Twelve years later, he re-emerges as leader with Zollar Systems, a refreshingly sharp hard bop recital, bristling with energy and sonic acuteness. Tired of that old Blue Note '50s-'60s blowing session model? Think again. Zollar breathes new life into the old form, tightening it up and repackaging it for the 21st Century. This is apparent, right out of the chute with Daniel Jackson's "Chicago Preferred," in classic hard bop form: complex, rhythmically assertive head followed by solos. Zollar is more Kenny Dorham than Lee Morgan and it still doesn't reveal the tart, informed tone of the leader.
Pianist Rick Germanson wastes no time establishing both his modern bop creds. His introduction to Basia's "The Prayer of a Happy Housewife" shimmers as does Stacy Dillard's soprano saxophone.

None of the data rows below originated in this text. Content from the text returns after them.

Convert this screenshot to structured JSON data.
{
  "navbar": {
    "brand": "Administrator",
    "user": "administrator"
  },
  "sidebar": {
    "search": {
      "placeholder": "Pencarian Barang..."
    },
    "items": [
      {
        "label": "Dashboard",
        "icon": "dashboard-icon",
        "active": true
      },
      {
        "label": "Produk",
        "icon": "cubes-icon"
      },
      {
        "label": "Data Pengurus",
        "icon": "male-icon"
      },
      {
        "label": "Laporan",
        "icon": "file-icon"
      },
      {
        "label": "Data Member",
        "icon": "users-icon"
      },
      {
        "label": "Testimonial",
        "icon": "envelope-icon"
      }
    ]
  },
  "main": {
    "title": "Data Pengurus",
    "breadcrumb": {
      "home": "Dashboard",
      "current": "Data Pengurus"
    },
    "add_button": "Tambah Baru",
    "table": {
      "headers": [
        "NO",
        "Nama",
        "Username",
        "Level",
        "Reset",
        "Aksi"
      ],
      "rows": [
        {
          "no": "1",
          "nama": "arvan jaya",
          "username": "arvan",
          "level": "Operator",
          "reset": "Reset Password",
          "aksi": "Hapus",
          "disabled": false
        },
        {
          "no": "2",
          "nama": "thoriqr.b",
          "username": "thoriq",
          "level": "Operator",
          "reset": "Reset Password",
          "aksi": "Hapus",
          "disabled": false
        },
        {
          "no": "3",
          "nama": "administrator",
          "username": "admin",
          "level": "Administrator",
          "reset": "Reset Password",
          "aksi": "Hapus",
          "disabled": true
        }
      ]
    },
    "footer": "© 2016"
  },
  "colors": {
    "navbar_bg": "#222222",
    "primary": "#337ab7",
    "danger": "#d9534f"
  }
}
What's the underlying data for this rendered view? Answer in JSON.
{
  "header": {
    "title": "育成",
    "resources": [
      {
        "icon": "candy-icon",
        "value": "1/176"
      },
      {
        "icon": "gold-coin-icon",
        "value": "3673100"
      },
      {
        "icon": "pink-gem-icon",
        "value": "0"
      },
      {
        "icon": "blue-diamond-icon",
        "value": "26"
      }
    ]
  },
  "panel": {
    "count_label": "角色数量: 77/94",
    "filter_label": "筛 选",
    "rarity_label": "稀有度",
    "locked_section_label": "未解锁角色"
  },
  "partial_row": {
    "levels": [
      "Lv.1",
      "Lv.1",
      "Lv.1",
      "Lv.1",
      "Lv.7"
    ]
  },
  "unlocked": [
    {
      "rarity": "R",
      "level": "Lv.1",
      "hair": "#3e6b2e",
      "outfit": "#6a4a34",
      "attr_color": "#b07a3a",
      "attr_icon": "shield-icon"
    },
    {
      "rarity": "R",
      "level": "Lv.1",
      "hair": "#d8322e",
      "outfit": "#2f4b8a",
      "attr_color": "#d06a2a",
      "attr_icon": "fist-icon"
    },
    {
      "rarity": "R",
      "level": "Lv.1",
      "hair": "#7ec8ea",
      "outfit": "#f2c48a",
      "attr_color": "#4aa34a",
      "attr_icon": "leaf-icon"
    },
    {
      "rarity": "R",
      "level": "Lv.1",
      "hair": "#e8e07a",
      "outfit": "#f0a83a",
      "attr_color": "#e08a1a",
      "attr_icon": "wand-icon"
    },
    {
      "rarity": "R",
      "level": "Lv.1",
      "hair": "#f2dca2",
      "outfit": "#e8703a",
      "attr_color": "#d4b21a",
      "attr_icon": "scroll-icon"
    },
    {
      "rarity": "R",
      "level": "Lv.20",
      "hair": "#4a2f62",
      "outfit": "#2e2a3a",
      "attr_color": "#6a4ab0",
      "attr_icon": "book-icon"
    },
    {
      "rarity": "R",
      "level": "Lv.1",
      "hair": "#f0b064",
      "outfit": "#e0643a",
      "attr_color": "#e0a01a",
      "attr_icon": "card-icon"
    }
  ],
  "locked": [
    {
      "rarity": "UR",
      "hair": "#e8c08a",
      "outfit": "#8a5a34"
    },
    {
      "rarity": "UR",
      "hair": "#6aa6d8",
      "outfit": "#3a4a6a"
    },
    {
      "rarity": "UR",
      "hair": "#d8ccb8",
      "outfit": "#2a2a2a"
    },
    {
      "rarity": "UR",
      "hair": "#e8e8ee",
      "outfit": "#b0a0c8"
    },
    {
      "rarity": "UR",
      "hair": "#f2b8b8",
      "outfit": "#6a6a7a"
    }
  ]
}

Date producer and vocalist Nabuko Kiryu pens and sings her original composition "Take the Subway Home." She also provides the jaunty original "Go-en," sung in the original Japanese and then English. Zollar's solo sparkles with intelligence and melody. Don Byron lends his clarinet to the Eddie Harris romp "Spasmodic Movement," providing an angular and sharp solo.
Zollar proves his real talent on Hoagy Carmichael's "The Nearness of You." Unadorned and honest, Zollar's interpretation is melody over invention, soul over techniquethe perfect hard bop ballad. James Zollar has spent far too long in the shadow of other leaders, who were all lucky to have his talent. Zollar Systems and the previous Soaring With Bird show the trumpeter to be more than able to lead his own musical vision.
Track Listing: Chicago Preferred; The Prayer of a Happy Housewife; Take The Subway
Home;The Nearness of You; Spasmodic Movements; Go-En; Slick; Angel Face;
Black Winter; Time To Say Good Bye.
Personnel: James Zollar: trumpet; Stacy Dillard: tenor and soprano saxophones; Rick
Germanson: piano, keyboards; Ugonna Okegwo, Andy McCloud: bass; Bruce
Cox: drums; Nabuko Kiryu: vocals, all arrangements.
I love jazz because it mixes intellect and emotion in a very spontaneous way.
I was first exposed to jazz by liberating a Coltrane and a Pharoah Sanders record from a friend in NYC and listening to them over and over until I got it.
My advice to new listeners is you have to take the time to listen to some jazz tunes a number of times until it starts to make sense.